Even if you follow all of these tips, you may still face challenges as you approach the holidays with untreated hearing loss. Treating hearing loss with hearing aids have been proven to improve social relationships - especially those with your spouse and close family. Getting your hearing checked may be the very best gift you give yourself (and your loved ones) this holiday season! Contact us at Hart Hearing to schedule a consultation and hearing test today.
Are you one of 20 percent of Americans who suffer from hearing loss? Or are you among those who took the time to get fit and pay for your hearing aids only to “forget” or refuse to wear them as advised by your audiologist?
As Kenny Chesney would say, summertime is finally here! That means the sun is shining and everyone will be spending more time in the great outdoors. It’s the prime time for attending outdoor concerts, parades, fireworks, festivals and sporting events. Of course all of these events are fun, but remember you are susceptible to hearing loss due to the loud noises. Hearing loss caused by loud noises at summer events can be permanent and non-reversible. Protecting your hearing may be the last thing on your mind, but there are some easy ways to prevent hearing loss.
1. Bring Ear Protection
Would you go to the beach without bringing sunscreen, or ride your bike without a helmet? I don’t think so! Stash a few pairs of earplugs in your purse/backpack or in your car ahead of time, so that when the time comes for a fun outdoor activity with probable noise, you’ll be prepared!
2. Walk Away
If for some reason you forgot your earplugs at home, simply walk away. Keep a safe distance from the loud speaker blaring this summer’s top hits, or the drummer who is really into his solo. Keep at least a 25ft or more between you and the noise source.
3. Limit Yourself
Try to limit the time spent. You get to a concert with your friends and it’s much louder than expected. You could tell your friends you have to leave early or just arrive fashionably late to shave off some time. Or give your ears a break by retreating to a concession stand or going to the restroom. Prolonged exposure to loud noise could cause permanent damage.
According to the NIDCD (National Institute of Deafness and other Common Disorders), hearing loss can be caused at 85 decibels or more. To put this into perspective, here are some examples of common sounds you may experience during summertime fun:
- 120dB – Concert/ Sports Game
- 130dB – Fireworks
- 140dB - Firearms
- 88dB – City traffic
- 90dB – Lawnmower
- 97dB – Motorcycle
- 100dB – iPod/ iPhone
Do you know someone who used to be the first to jump on the idea of going out with friends or attending a get-together but now, they seem to shy away from the idea? Don’t be too hard on them, as they may be suffering from hearing loss.
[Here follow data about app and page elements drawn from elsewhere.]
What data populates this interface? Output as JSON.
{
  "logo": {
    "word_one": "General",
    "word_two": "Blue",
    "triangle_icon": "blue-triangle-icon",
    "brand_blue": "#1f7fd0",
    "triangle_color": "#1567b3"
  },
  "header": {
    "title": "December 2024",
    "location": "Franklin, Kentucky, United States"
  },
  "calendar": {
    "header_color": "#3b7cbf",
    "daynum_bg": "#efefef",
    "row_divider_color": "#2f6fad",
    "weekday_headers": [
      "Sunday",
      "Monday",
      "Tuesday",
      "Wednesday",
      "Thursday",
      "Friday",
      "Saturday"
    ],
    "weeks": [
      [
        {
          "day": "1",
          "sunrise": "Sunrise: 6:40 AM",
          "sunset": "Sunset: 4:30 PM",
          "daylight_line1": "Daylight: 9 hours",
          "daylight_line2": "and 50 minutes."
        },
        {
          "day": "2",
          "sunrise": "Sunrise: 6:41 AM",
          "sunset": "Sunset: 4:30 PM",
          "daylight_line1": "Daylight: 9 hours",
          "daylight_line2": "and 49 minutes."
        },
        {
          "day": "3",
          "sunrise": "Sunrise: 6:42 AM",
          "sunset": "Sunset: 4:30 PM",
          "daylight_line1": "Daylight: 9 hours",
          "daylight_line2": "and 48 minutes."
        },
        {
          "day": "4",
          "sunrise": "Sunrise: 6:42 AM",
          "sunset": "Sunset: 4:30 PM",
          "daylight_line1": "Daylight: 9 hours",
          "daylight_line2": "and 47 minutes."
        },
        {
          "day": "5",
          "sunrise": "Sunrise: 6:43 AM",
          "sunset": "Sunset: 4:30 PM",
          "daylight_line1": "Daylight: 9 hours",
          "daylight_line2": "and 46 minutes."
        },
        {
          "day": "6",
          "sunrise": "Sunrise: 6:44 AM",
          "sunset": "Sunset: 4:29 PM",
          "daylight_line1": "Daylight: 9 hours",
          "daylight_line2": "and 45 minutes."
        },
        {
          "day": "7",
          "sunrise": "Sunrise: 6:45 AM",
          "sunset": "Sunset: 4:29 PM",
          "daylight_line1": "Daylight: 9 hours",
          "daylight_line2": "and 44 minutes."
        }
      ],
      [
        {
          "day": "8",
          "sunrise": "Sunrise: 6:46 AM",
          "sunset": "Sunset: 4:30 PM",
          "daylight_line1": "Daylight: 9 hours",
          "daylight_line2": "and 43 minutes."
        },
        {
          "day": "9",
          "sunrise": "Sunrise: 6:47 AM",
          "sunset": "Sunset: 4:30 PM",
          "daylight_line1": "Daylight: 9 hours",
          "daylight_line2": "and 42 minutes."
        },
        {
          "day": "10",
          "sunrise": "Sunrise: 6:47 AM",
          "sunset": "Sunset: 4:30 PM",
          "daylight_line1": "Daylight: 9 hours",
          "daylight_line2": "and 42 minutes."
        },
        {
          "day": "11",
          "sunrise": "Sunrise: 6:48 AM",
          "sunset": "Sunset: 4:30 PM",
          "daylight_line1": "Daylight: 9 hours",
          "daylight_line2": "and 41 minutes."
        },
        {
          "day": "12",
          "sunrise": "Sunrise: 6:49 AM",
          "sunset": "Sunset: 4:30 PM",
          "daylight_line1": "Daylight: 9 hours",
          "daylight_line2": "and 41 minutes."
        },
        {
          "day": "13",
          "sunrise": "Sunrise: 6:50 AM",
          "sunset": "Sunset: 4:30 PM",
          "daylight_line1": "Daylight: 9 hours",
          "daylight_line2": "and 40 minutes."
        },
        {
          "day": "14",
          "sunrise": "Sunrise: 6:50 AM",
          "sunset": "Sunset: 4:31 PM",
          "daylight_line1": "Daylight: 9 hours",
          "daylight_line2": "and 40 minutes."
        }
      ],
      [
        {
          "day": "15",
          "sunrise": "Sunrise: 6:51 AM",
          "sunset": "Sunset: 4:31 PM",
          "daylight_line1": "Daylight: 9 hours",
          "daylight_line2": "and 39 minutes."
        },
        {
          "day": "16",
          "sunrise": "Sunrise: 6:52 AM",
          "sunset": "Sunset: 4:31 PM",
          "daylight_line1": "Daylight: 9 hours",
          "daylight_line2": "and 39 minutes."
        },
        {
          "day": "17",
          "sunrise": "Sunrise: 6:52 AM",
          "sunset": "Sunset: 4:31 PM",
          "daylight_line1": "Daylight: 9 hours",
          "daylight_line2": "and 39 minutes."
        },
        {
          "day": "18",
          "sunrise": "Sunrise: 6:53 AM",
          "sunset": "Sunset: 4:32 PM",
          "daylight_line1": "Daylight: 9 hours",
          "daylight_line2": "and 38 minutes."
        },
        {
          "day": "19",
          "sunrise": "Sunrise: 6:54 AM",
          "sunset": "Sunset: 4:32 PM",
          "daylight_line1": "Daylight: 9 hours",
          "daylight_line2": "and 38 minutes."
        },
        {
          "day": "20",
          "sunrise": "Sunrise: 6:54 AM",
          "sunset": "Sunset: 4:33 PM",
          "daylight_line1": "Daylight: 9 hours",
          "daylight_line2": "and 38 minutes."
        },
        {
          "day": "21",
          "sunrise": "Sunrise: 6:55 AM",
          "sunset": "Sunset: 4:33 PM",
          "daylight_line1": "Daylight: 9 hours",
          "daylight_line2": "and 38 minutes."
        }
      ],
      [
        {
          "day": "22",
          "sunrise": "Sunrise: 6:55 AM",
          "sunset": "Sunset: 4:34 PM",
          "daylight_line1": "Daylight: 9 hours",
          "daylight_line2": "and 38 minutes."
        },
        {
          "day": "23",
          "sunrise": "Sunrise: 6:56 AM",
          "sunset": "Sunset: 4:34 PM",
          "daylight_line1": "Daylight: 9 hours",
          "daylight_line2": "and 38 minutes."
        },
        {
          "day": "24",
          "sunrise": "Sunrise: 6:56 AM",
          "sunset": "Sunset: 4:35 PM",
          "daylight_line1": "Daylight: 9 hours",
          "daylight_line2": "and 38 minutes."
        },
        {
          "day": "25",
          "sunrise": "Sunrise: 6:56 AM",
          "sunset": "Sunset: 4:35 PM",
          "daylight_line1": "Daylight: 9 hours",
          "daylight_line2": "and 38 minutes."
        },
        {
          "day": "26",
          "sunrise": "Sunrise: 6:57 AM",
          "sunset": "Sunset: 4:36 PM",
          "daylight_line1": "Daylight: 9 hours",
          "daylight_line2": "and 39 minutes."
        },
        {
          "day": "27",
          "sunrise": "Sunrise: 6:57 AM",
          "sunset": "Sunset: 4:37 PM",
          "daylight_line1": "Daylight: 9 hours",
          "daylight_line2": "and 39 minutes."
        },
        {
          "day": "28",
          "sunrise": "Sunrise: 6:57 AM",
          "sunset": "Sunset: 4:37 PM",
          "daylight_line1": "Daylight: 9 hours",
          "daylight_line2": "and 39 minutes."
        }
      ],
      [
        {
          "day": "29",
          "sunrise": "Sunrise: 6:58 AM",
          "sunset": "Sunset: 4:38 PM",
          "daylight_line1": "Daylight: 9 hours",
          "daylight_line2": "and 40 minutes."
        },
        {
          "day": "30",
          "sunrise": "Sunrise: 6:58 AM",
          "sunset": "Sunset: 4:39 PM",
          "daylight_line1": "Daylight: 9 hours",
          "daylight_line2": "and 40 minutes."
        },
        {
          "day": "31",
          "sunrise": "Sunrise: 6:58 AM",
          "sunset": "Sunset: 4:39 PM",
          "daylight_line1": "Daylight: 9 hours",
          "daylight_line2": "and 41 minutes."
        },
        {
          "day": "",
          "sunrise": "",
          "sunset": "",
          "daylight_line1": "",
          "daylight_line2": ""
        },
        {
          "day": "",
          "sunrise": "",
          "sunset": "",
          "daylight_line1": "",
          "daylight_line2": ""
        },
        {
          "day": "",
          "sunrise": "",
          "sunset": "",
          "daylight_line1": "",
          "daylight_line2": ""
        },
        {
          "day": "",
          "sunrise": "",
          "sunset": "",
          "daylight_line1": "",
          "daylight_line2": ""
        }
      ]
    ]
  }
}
Hearing loss is an invisible disability that can really take a toll on someone’s well-being and self-esteem if untreated. People may be too nervous or embarrassed to go out, or experience high levels of anxiety from not being able to hear well. This can lead to social isolation which can eventually lead to depression if unattended for too long. Depression affects more than 15 million adults in America and goes hand in hand with hearing loss.
Here are some ways to help you or someone you know:
Speak to an Audiologist
This is the first step you should take, Contact our office to get the professional help that’s needed. It is critical to treat hearing loss as soon as possible so that the depression does not escalate into something more serious such as dementia or mental decline.
Yes, it may be a difficult situation but keep a positive attitude and it will help your overall well-being.
If you know someone who has been avoiding social settings due to hearing loss, be there for them. Try to understand what they are going through instead of questioning why they may not be as engaged as they once were.
Encouraging someone to stay engaged is very important. Start off with small gatherings to get their confidence up before diving into large crowds.
Be Aware of Hearing Nutrition
Believe it or not, foods rich in B12 and Folic Acid can aid in keeping your hearing in tip-top shape!